---------- EXCERPTED DATA ----------
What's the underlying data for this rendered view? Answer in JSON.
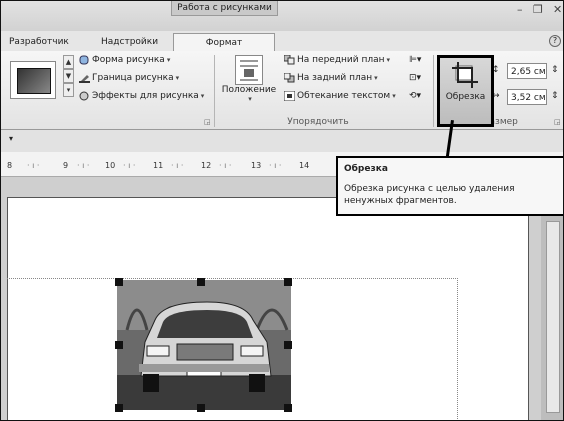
{
  "window": {
    "context_tab": "Работа с рисунками",
    "minimize": "–",
    "restore": "❐",
    "close": "✕",
    "help": "?"
  },
  "tabs": [
    {
      "label": "Разработчик"
    },
    {
      "label": "Надстройки"
    },
    {
      "label": "Формат"
    }
  ],
  "ribbon": {
    "picture_styles": {
      "shape": "Форма рисунка",
      "border": "Граница рисунка",
      "effects": "Эффекты для рисунка"
    },
    "arrange": {
      "position": "Положение",
      "bring_forward": "На передний план",
      "send_backward": "На задний план",
      "text_wrapping": "Обтекание текстом",
      "group_label": "Упорядочить"
    },
    "size": {
      "crop": "Обрезка",
      "height": "2,65 см",
      "width": "3,52 см",
      "group_label": "Размер"
    }
  },
  "ruler": {
    "ticks": [
      "8",
      "9",
      "10",
      "11",
      "12",
      "13",
      "14"
    ]
  },
  "tooltip": {
    "title": "Обрезка",
    "body": "Обрезка рисунка с целью удаления ненужных фрагментов."
  }
}
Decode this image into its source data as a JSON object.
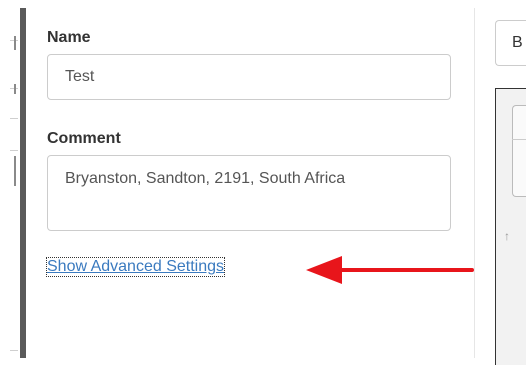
{
  "form": {
    "name_label": "Name",
    "name_value": "Test",
    "comment_label": "Comment",
    "comment_value": "Bryanston, Sandton, 2191, South Africa",
    "advanced_link": "Show Advanced Settings"
  },
  "right_panel": {
    "button_label": "B",
    "map_glyph": "↑"
  },
  "colors": {
    "link": "#3a7abf",
    "arrow": "#e8151b",
    "dialog_border": "#5a5a5a"
  },
  "icons": {
    "arrow": "red-left-arrow"
  }
}
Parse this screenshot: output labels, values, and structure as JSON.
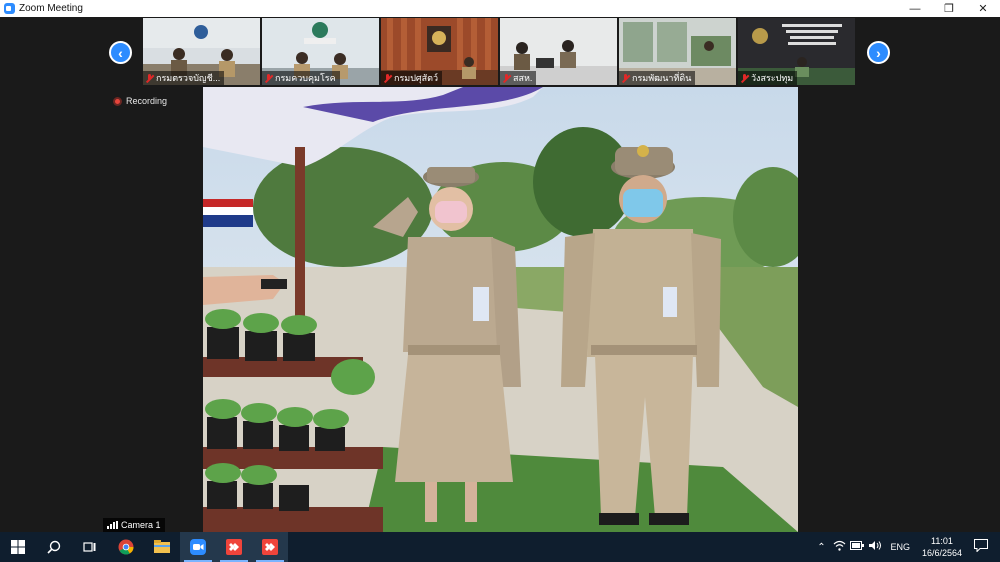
{
  "window": {
    "title": "Zoom Meeting",
    "controls": {
      "minimize": "—",
      "restore": "❐",
      "close": "✕"
    }
  },
  "gallery": {
    "prev_icon": "chevron-left-icon",
    "next_icon": "chevron-right-icon",
    "participants": [
      {
        "name": "กรมตรวจบัญชี...",
        "muted": true
      },
      {
        "name": "กรมควบคุมโรค",
        "muted": true
      },
      {
        "name": "กรมปศุสัตว์",
        "muted": true
      },
      {
        "name": "สสห.",
        "muted": true
      },
      {
        "name": "กรมพัฒนาที่ดิน",
        "muted": true
      },
      {
        "name": "วังสระปทุม",
        "muted": true
      }
    ]
  },
  "meeting": {
    "recording_label": "Recording",
    "camera_label": "Camera 1"
  },
  "taskbar": {
    "apps": [
      "windows-start-icon",
      "search-icon",
      "task-view-icon",
      "chrome-icon",
      "file-explorer-icon",
      "zoom-icon",
      "anydesk-icon",
      "anydesk-icon"
    ],
    "language": "ENG",
    "time": "11:01",
    "date": "16/6/2564"
  },
  "colors": {
    "zoom_blue": "#2d8cff",
    "taskbar_bg": "#0f1e2e",
    "muted_red": "#e02828",
    "record_red": "#e8453c"
  }
}
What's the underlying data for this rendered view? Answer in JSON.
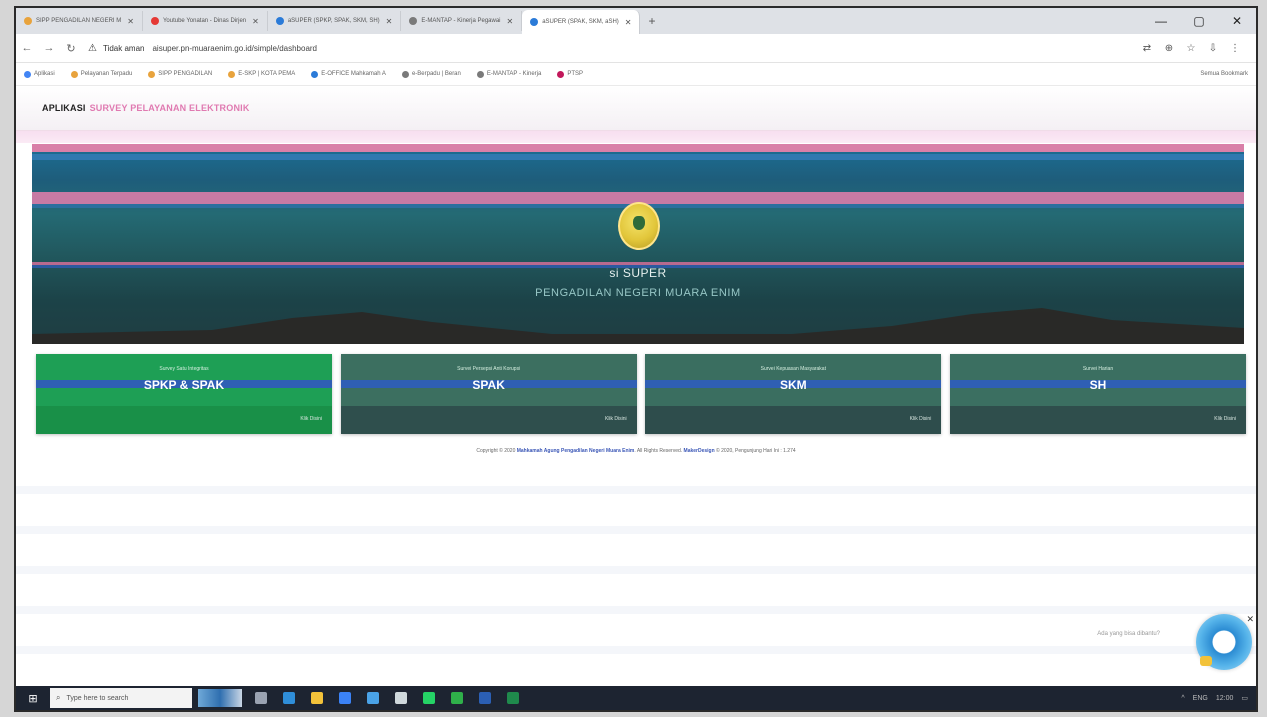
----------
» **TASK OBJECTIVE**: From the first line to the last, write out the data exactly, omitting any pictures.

» **WRITTEN ANSWER**:
What's the underlying data for this rendered view? Answer in JSON.
{
  "window": {
    "context_tab": "Работа с рисунками",
    "minimize": "–",
    "restore": "❐",
    "close": "✕",
    "help": "?"
  },
  "tabs": [
    {
      "label": "Разработчик"
    },
    {
      "label": "Надстройки"
    },
    {
      "label": "Формат"
    }
  ],
  "ribbon": {
    "picture_styles": {
      "shape": "Форма рисунка",
      "border": "Граница рисунка",
      "effects": "Эффекты для рисунка"
    },
    "arrange": {
      "position": "Положение",
      "bring_forward": "На передний план",
      "send_backward": "На задний план",
      "text_wrapping": "Обтекание текстом",
      "group_label": "Упорядочить"
    },
    "size": {
      "crop": "Обрезка",
      "height": "2,65 см",
      "width": "3,52 см",
      "group_label": "Размер"
    }
  },
  "ruler": {
    "ticks": [
      "8",
      "9",
      "10",
      "11",
      "12",
      "13",
      "14"
    ]
  },
  "tooltip": {
    "title": "Обрезка",
    "body": "Обрезка рисунка с целью удаления ненужных фрагментов."
  }
}
Decode this image into its source data as a JSON object.
{
  "form": {
    "name_label": "Name",
    "name_value": "Test",
    "comment_label": "Comment",
    "comment_value": "Bryanston, Sandton, 2191, South Africa",
    "advanced_link": "Show Advanced Settings"
  },
  "right_panel": {
    "button_label": "B",
    "map_glyph": "↑"
  },
  "colors": {
    "link": "#3a7abf",
    "arrow": "#e8151b",
    "dialog_border": "#5a5a5a"
  },
  "icons": {
    "arrow": "red-left-arrow"
  }
}
Parse this screenshot: output labels, values, and structure as JSON.
{
  "window": {
    "title": "Zoom Meeting",
    "controls": {
      "minimize": "—",
      "restore": "❐",
      "close": "✕"
    }
  },
  "gallery": {
    "prev_icon": "chevron-left-icon",
    "next_icon": "chevron-right-icon",
    "participants": [
      {
        "name": "กรมตรวจบัญชี...",
        "muted": true
      },
      {
        "name": "กรมควบคุมโรค",
        "muted": true
      },
      {
        "name": "กรมปศุสัตว์",
        "muted": true
      },
      {
        "name": "สสห.",
        "muted": true
      },
      {
        "name": "กรมพัฒนาที่ดิน",
        "muted": true
      },
      {
        "name": "วังสระปทุม",
        "muted": true
      }
    ]
  },
  "meeting": {
    "recording_label": "Recording",
    "camera_label": "Camera 1"
  },
  "taskbar": {
    "apps": [
      "windows-start-icon",
      "search-icon",
      "task-view-icon",
      "chrome-icon",
      "file-explorer-icon",
      "zoom-icon",
      "anydesk-icon",
      "anydesk-icon"
    ],
    "language": "ENG",
    "time": "11:01",
    "date": "16/6/2564"
  },
  "colors": {
    "zoom_blue": "#2d8cff",
    "taskbar_bg": "#0f1e2e",
    "muted_red": "#e02828",
    "record_red": "#e8453c"
  }
}
What's the underlying data for this rendered view? Answer in JSON.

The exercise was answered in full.